## [EXERCISE REQUIREMENTS]
Below are records that should be duplicated exactly, with no image retained.

## [PROVIDED DATA]

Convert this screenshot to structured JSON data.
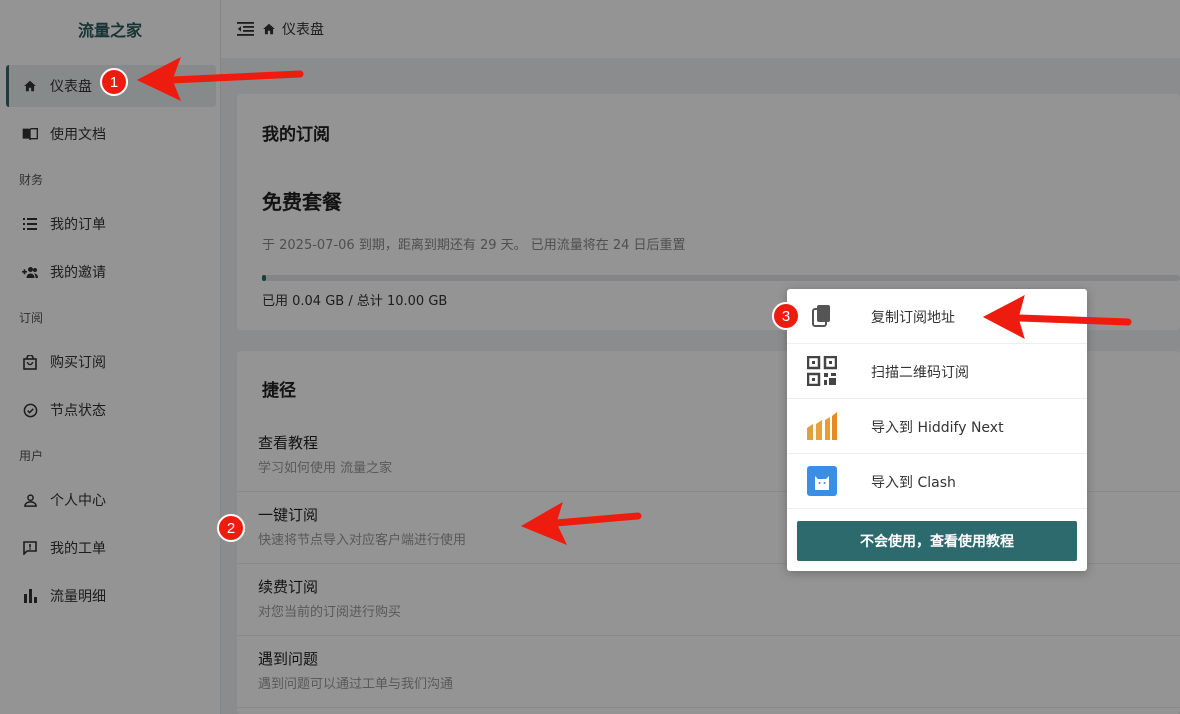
{
  "brand": "流量之家",
  "header": {
    "title": "仪表盘"
  },
  "sidebar": {
    "items": [
      {
        "label": "仪表盘",
        "icon": "home-icon"
      },
      {
        "label": "使用文档",
        "icon": "book-icon"
      },
      {
        "label": "我的订单",
        "icon": "list-icon"
      },
      {
        "label": "我的邀请",
        "icon": "group-add-icon"
      },
      {
        "label": "购买订阅",
        "icon": "shopping-bag-icon"
      },
      {
        "label": "节点状态",
        "icon": "check-circle-icon"
      },
      {
        "label": "个人中心",
        "icon": "person-icon"
      },
      {
        "label": "我的工单",
        "icon": "feedback-icon"
      },
      {
        "label": "流量明细",
        "icon": "bar-chart-icon"
      }
    ],
    "sections": {
      "finance": "财务",
      "subscription": "订阅",
      "user": "用户"
    }
  },
  "subscription": {
    "title": "我的订阅",
    "plan": "免费套餐",
    "expire_text": "于 2025-07-06 到期，距离到期还有 29 天。 已用流量将在 24 日后重置",
    "usage_text": "已用 0.04 GB / 总计 10.00 GB",
    "usage_fraction": 0.004
  },
  "shortcuts": {
    "title": "捷径",
    "items": [
      {
        "title": "查看教程",
        "desc": "学习如何使用 流量之家"
      },
      {
        "title": "一键订阅",
        "desc": "快速将节点导入对应客户端进行使用"
      },
      {
        "title": "续费订阅",
        "desc": "对您当前的订阅进行购买"
      },
      {
        "title": "遇到问题",
        "desc": "遇到问题可以通过工单与我们沟通"
      }
    ]
  },
  "popup": {
    "items": [
      {
        "label": "复制订阅地址",
        "icon": "copy-icon"
      },
      {
        "label": "扫描二维码订阅",
        "icon": "qr-code-icon"
      },
      {
        "label": "导入到 Hiddify Next",
        "icon": "hiddify-icon"
      },
      {
        "label": "导入到 Clash",
        "icon": "clash-icon"
      }
    ],
    "button": "不会使用，查看使用教程"
  },
  "annotations": {
    "badge1": "1",
    "badge2": "2",
    "badge3": "3"
  },
  "colors": {
    "accent": "#2d6a6e",
    "annotation": "#ee1c0e"
  }
}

## [RESULT OF THE EXERCISE]
Convert this screenshot to structured JSON data.
{
  "brand": "流量之家",
  "header": {
    "title": "仪表盘"
  },
  "sidebar": {
    "items": [
      {
        "label": "仪表盘",
        "icon": "home-icon"
      },
      {
        "label": "使用文档",
        "icon": "book-icon"
      },
      {
        "label": "我的订单",
        "icon": "list-icon"
      },
      {
        "label": "我的邀请",
        "icon": "group-add-icon"
      },
      {
        "label": "购买订阅",
        "icon": "shopping-bag-icon"
      },
      {
        "label": "节点状态",
        "icon": "check-circle-icon"
      },
      {
        "label": "个人中心",
        "icon": "person-icon"
      },
      {
        "label": "我的工单",
        "icon": "feedback-icon"
      },
      {
        "label": "流量明细",
        "icon": "bar-chart-icon"
      }
    ],
    "sections": {
      "finance": "财务",
      "subscription": "订阅",
      "user": "用户"
    }
  },
  "subscription": {
    "title": "我的订阅",
    "plan": "免费套餐",
    "expire_text": "于 2025-07-06 到期，距离到期还有 29 天。 已用流量将在 24 日后重置",
    "usage_text": "已用 0.04 GB / 总计 10.00 GB",
    "usage_fraction": 0.004
  },
  "shortcuts": {
    "title": "捷径",
    "items": [
      {
        "title": "查看教程",
        "desc": "学习如何使用 流量之家"
      },
      {
        "title": "一键订阅",
        "desc": "快速将节点导入对应客户端进行使用"
      },
      {
        "title": "续费订阅",
        "desc": "对您当前的订阅进行购买"
      },
      {
        "title": "遇到问题",
        "desc": "遇到问题可以通过工单与我们沟通"
      }
    ]
  },
  "popup": {
    "items": [
      {
        "label": "复制订阅地址",
        "icon": "copy-icon"
      },
      {
        "label": "扫描二维码订阅",
        "icon": "qr-code-icon"
      },
      {
        "label": "导入到 Hiddify Next",
        "icon": "hiddify-icon"
      },
      {
        "label": "导入到 Clash",
        "icon": "clash-icon"
      }
    ],
    "button": "不会使用，查看使用教程"
  },
  "annotations": {
    "badge1": "1",
    "badge2": "2",
    "badge3": "3"
  },
  "colors": {
    "accent": "#2d6a6e",
    "annotation": "#ee1c0e"
  }
}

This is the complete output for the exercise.